Provided information below:
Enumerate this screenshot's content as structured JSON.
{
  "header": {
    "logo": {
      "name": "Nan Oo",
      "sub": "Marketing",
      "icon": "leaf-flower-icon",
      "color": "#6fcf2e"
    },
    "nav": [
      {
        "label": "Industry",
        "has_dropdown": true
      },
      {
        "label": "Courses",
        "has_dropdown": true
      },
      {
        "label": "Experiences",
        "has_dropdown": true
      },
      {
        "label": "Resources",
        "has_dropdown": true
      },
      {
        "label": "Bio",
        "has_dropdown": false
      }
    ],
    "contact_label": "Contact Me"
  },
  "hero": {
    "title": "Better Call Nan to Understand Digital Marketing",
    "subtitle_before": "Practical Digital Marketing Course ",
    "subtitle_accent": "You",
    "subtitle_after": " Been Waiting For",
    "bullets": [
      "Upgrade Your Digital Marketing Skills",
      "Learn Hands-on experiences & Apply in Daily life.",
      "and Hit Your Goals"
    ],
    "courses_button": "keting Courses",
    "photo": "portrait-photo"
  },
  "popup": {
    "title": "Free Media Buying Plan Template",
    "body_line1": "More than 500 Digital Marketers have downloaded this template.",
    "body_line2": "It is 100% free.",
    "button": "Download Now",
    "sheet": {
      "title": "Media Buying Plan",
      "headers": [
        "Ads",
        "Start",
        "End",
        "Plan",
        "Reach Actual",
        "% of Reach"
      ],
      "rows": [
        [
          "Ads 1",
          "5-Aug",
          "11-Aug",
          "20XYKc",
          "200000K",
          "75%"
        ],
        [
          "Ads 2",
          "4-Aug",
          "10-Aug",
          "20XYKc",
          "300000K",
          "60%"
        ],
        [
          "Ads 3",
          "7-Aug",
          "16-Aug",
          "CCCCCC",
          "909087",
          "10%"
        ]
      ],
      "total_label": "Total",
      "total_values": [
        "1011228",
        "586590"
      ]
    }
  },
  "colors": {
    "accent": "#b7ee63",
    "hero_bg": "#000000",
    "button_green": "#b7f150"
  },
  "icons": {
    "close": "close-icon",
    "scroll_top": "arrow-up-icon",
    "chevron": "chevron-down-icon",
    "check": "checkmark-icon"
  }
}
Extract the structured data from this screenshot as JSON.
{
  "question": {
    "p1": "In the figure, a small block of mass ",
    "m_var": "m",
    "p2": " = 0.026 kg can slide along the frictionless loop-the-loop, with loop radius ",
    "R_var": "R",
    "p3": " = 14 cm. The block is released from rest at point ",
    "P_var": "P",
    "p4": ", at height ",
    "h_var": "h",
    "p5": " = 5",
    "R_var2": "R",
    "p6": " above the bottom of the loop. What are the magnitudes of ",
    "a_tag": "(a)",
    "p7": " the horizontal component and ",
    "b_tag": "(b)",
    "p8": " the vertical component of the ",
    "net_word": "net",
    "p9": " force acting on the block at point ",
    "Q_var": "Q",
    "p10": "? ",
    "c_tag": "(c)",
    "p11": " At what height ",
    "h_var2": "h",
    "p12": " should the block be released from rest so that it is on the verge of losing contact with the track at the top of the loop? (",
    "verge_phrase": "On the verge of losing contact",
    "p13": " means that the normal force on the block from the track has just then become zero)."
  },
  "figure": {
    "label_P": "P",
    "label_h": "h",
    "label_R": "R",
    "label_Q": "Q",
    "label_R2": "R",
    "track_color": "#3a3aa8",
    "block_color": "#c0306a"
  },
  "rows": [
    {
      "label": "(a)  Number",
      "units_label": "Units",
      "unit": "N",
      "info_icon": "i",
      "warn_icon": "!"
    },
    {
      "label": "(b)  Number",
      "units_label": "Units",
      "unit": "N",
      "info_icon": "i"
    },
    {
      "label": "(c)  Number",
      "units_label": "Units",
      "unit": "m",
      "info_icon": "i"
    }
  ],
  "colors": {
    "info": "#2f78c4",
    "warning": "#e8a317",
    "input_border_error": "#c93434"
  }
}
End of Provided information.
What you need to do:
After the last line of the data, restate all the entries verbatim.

Output for this exercise:
Enumerate this screenshot's content as structured JSON.
{
  "header": {
    "logo": {
      "name": "Nan Oo",
      "sub": "Marketing",
      "icon": "leaf-flower-icon",
      "color": "#6fcf2e"
    },
    "nav": [
      {
        "label": "Industry",
        "has_dropdown": true
      },
      {
        "label": "Courses",
        "has_dropdown": true
      },
      {
        "label": "Experiences",
        "has_dropdown": true
      },
      {
        "label": "Resources",
        "has_dropdown": true
      },
      {
        "label": "Bio",
        "has_dropdown": false
      }
    ],
    "contact_label": "Contact Me"
  },
  "hero": {
    "title": "Better Call Nan to Understand Digital Marketing",
    "subtitle_before": "Practical Digital Marketing Course ",
    "subtitle_accent": "You",
    "subtitle_after": " Been Waiting For",
    "bullets": [
      "Upgrade Your Digital Marketing Skills",
      "Learn Hands-on experiences & Apply in Daily life.",
      "and Hit Your Goals"
    ],
    "courses_button": "keting Courses",
    "photo": "portrait-photo"
  },
  "popup": {
    "title": "Free Media Buying Plan Template",
    "body_line1": "More than 500 Digital Marketers have downloaded this template.",
    "body_line2": "It is 100% free.",
    "button": "Download Now",
    "sheet": {
      "title": "Media Buying Plan",
      "headers": [
        "Ads",
        "Start",
        "End",
        "Plan",
        "Reach Actual",
        "% of Reach"
      ],
      "rows": [
        [
          "Ads 1",
          "5-Aug",
          "11-Aug",
          "20XYKc",
          "200000K",
          "75%"
        ],
        [
          "Ads 2",
          "4-Aug",
          "10-Aug",
          "20XYKc",
          "300000K",
          "60%"
        ],
        [
          "Ads 3",
          "7-Aug",
          "16-Aug",
          "CCCCCC",
          "909087",
          "10%"
        ]
      ],
      "total_label": "Total",
      "total_values": [
        "1011228",
        "586590"
      ]
    }
  },
  "colors": {
    "accent": "#b7ee63",
    "hero_bg": "#000000",
    "button_green": "#b7f150"
  },
  "icons": {
    "close": "close-icon",
    "scroll_top": "arrow-up-icon",
    "chevron": "chevron-down-icon",
    "check": "checkmark-icon"
  }
}
Extract the structured data from this screenshot as JSON.
{
  "question": {
    "p1": "In the figure, a small block of mass ",
    "m_var": "m",
    "p2": " = 0.026 kg can slide along the frictionless loop-the-loop, with loop radius ",
    "R_var": "R",
    "p3": " = 14 cm. The block is released from rest at point ",
    "P_var": "P",
    "p4": ", at height ",
    "h_var": "h",
    "p5": " = 5",
    "R_var2": "R",
    "p6": " above the bottom of the loop. What are the magnitudes of ",
    "a_tag": "(a)",
    "p7": " the horizontal component and ",
    "b_tag": "(b)",
    "p8": " the vertical component of the ",
    "net_word": "net",
    "p9": " force acting on the block at point ",
    "Q_var": "Q",
    "p10": "? ",
    "c_tag": "(c)",
    "p11": " At what height ",
    "h_var2": "h",
    "p12": " should the block be released from rest so that it is on the verge of losing contact with the track at the top of the loop? (",
    "verge_phrase": "On the verge of losing contact",
    "p13": " means that the normal force on the block from the track has just then become zero)."
  },
  "figure": {
    "label_P": "P",
    "label_h": "h",
    "label_R": "R",
    "label_Q": "Q",
    "label_R2": "R",
    "track_color": "#3a3aa8",
    "block_color": "#c0306a"
  },
  "rows": [
    {
      "label": "(a)  Number",
      "units_label": "Units",
      "unit": "N",
      "info_icon": "i",
      "warn_icon": "!"
    },
    {
      "label": "(b)  Number",
      "units_label": "Units",
      "unit": "N",
      "info_icon": "i"
    },
    {
      "label": "(c)  Number",
      "units_label": "Units",
      "unit": "m",
      "info_icon": "i"
    }
  ],
  "colors": {
    "info": "#2f78c4",
    "warning": "#e8a317",
    "input_border_error": "#c93434"
  }
}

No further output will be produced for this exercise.